“AI can use sophisticated algorithms to ‘learn’ features from a large volume of healthcare data, and then use the obtained insights to assist clinical practice. It also can be equipped with learning and self-correcting abilities to improve its accuracy based on feedback.”

The clear message—from healthcare organizations and researchers alike—is: AI is integral to the business of healthcare, whether you are a payer, an organization or a provider. And AI only will continue to grow in importance as the healthcare industry adapts to market changes and recognizes AI’s value in improving operations and patient satisfaction.

Understanding the potential capabilities of AI helps healthcare organizations understand the dramatic differences between reporting, business intelligence and AI.

Healthcare Industry Invests

In 2019, Gartner found 27 percent of healthcare payers would be increasing funding for AI in 2019. No one, not surprisingly, said they would decrease their AI spend in 2019.

In addition, 52 percent of healthcare payers say they’re going to fund a business intelligence or analytics solutions, according to the 2019 Gartner Healthcare CIO Survey.
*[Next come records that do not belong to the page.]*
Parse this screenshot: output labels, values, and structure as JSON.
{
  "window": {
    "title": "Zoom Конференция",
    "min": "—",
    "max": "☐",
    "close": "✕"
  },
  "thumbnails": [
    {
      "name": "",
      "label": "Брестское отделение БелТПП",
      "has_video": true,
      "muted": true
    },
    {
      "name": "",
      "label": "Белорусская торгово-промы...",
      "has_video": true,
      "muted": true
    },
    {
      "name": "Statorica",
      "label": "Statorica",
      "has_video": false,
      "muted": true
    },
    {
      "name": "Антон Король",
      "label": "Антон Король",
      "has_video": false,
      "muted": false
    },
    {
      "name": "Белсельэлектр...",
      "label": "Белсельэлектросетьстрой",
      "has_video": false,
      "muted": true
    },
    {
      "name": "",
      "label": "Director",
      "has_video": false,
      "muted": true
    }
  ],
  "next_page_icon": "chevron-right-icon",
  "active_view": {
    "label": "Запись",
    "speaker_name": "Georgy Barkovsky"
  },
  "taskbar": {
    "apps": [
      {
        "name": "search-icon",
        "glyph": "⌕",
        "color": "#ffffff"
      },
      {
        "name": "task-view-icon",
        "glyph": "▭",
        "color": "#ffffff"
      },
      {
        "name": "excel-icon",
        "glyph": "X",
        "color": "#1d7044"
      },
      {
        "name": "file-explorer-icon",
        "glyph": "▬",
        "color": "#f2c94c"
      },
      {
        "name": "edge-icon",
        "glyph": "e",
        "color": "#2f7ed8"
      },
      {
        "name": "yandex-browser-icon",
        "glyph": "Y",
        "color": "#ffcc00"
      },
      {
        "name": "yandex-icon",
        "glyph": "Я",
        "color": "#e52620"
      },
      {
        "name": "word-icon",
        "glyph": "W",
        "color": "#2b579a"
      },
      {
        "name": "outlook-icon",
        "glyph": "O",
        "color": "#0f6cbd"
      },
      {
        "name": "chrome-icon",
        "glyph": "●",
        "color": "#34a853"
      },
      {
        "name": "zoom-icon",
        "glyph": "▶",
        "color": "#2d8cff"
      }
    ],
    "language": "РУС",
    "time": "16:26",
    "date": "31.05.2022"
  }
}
Only 3 percent will decrease funding in 2019, Gartner reported.

Healthcare providers, like hospitals and academic medical centers, recognize the value of using AI in reporting operations.

“Artificial Intelligence tools can be used to mine the medical record for both structured and unstructured data, suggest the appropriate billable codes and request missing information in case of insufficient data-entry in real time,” explains Stefano Bini, M.D., Chief Technology Officer, Department of Orthopaedic Surgery at the University of California San Francisco. “If done correctly and accurately, AI supported coding is also an exceedingly valuable mechanism by which to collect the type of detailed, high quality data that analytic software thrives on.”

AI has many strengths when applied to the healthcare industry:

  • Automate routine, repeatable data analysis;
  • Create data insights delivered directly to users;
  • Build analytics, such as chatbots;
  • Posit “what if” scenarios; and
  • Identify data clusters, forecasting and anomalies using algorithms.

When data is loaded, algorithms do the searching and the culled information is served up in reports and dashboards. Specific insights are baked into the resulting report. Automation discovers positive and negative trends and offers prescriptive actions to correct any downward movements of the business. This is akin to a business rules engine that is smart with AI and proposes the best actions for a healthcare organization.

How Wayne Gretzky Predicted AI

The inability to understand and act on data is often the difference between success and failure in healthcare. Using AI in concert with traditional reporting and business intelligence ensures healthcare organizations get the opportunity to receive highly-relevant information in real-time, which makes it extremely easy to act on.

As famously attributed to hockey superstar Wayne Gretzky, “Skate to where the puck is going, not where it has been.” Using AI to power healthcare decision making not only gets you to where the puck is going but helps you predict its movement in the future.

About The Author

Scott Hampel is President of MedeAnalytics.